SUPPLIED MATERIAL:
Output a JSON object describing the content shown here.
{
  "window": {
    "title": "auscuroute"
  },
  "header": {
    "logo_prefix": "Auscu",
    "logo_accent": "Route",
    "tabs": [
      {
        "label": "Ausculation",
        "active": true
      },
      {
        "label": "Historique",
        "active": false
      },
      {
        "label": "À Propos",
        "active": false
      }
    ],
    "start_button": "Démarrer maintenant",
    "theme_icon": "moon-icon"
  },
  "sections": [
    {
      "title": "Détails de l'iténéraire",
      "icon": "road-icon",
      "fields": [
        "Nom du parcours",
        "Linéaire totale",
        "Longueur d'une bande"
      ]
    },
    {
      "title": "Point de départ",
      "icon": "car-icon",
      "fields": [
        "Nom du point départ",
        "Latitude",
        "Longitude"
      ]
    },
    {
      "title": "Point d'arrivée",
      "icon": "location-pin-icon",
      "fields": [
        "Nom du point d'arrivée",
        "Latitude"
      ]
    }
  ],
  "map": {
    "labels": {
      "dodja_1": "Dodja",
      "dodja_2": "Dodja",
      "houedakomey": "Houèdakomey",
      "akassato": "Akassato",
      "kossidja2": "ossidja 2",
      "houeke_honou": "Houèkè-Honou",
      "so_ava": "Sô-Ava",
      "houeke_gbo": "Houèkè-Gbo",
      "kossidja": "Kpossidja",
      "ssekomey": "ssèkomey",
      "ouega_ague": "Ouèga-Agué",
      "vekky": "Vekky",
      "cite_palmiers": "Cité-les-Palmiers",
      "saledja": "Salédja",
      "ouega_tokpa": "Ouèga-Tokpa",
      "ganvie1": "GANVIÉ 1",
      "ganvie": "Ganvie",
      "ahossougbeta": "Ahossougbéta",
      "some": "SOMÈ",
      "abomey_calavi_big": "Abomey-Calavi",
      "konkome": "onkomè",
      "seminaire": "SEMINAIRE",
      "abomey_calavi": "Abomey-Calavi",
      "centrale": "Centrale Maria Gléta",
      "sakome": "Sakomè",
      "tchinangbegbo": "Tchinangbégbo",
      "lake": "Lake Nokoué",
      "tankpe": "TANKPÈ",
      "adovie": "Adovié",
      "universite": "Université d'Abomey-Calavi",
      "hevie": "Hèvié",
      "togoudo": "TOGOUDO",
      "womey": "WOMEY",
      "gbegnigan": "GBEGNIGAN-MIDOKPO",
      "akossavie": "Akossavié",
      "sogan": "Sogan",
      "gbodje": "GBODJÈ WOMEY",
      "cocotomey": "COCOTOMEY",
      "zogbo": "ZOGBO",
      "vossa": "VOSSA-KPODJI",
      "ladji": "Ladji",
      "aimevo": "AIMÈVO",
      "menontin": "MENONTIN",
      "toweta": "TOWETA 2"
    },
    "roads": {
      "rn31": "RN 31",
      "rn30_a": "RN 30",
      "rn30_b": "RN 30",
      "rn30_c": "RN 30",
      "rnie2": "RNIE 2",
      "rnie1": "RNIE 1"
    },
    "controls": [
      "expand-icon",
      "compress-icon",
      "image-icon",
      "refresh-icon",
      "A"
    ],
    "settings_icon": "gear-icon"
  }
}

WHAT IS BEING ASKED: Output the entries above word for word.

RESULT:
Output a JSON object describing the content shown here.
{
  "window": {
    "title": "auscuroute"
  },
  "header": {
    "logo_prefix": "Auscu",
    "logo_accent": "Route",
    "tabs": [
      {
        "label": "Ausculation",
        "active": true
      },
      {
        "label": "Historique",
        "active": false
      },
      {
        "label": "À Propos",
        "active": false
      }
    ],
    "start_button": "Démarrer maintenant",
    "theme_icon": "moon-icon"
  },
  "sections": [
    {
      "title": "Détails de l'iténéraire",
      "icon": "road-icon",
      "fields": [
        "Nom du parcours",
        "Linéaire totale",
        "Longueur d'une bande"
      ]
    },
    {
      "title": "Point de départ",
      "icon": "car-icon",
      "fields": [
        "Nom du point départ",
        "Latitude",
        "Longitude"
      ]
    },
    {
      "title": "Point d'arrivée",
      "icon": "location-pin-icon",
      "fields": [
        "Nom du point d'arrivée",
        "Latitude"
      ]
    }
  ],
  "map": {
    "labels": {
      "dodja_1": "Dodja",
      "dodja_2": "Dodja",
      "houedakomey": "Houèdakomey",
      "akassato": "Akassato",
      "kossidja2": "ossidja 2",
      "houeke_honou": "Houèkè-Honou",
      "so_ava": "Sô-Ava",
      "houeke_gbo": "Houèkè-Gbo",
      "kossidja": "Kpossidja",
      "ssekomey": "ssèkomey",
      "ouega_ague": "Ouèga-Agué",
      "vekky": "Vekky",
      "cite_palmiers": "Cité-les-Palmiers",
      "saledja": "Salédja",
      "ouega_tokpa": "Ouèga-Tokpa",
      "ganvie1": "GANVIÉ 1",
      "ganvie": "Ganvie",
      "ahossougbeta": "Ahossougbéta",
      "some": "SOMÈ",
      "abomey_calavi_big": "Abomey-Calavi",
      "konkome": "onkomè",
      "seminaire": "SEMINAIRE",
      "abomey_calavi": "Abomey-Calavi",
      "centrale": "Centrale Maria Gléta",
      "sakome": "Sakomè",
      "tchinangbegbo": "Tchinangbégbo",
      "lake": "Lake Nokoué",
      "tankpe": "TANKPÈ",
      "adovie": "Adovié",
      "universite": "Université d'Abomey-Calavi",
      "hevie": "Hèvié",
      "togoudo": "TOGOUDO",
      "womey": "WOMEY",
      "gbegnigan": "GBEGNIGAN-MIDOKPO",
      "akossavie": "Akossavié",
      "sogan": "Sogan",
      "gbodje": "GBODJÈ WOMEY",
      "cocotomey": "COCOTOMEY",
      "zogbo": "ZOGBO",
      "vossa": "VOSSA-KPODJI",
      "ladji": "Ladji",
      "aimevo": "AIMÈVO",
      "menontin": "MENONTIN",
      "toweta": "TOWETA 2"
    },
    "roads": {
      "rn31": "RN 31",
      "rn30_a": "RN 30",
      "rn30_b": "RN 30",
      "rn30_c": "RN 30",
      "rnie2": "RNIE 2",
      "rnie1": "RNIE 1"
    },
    "controls": [
      "expand-icon",
      "compress-icon",
      "image-icon",
      "refresh-icon",
      "A"
    ],
    "settings_icon": "gear-icon"
  }
}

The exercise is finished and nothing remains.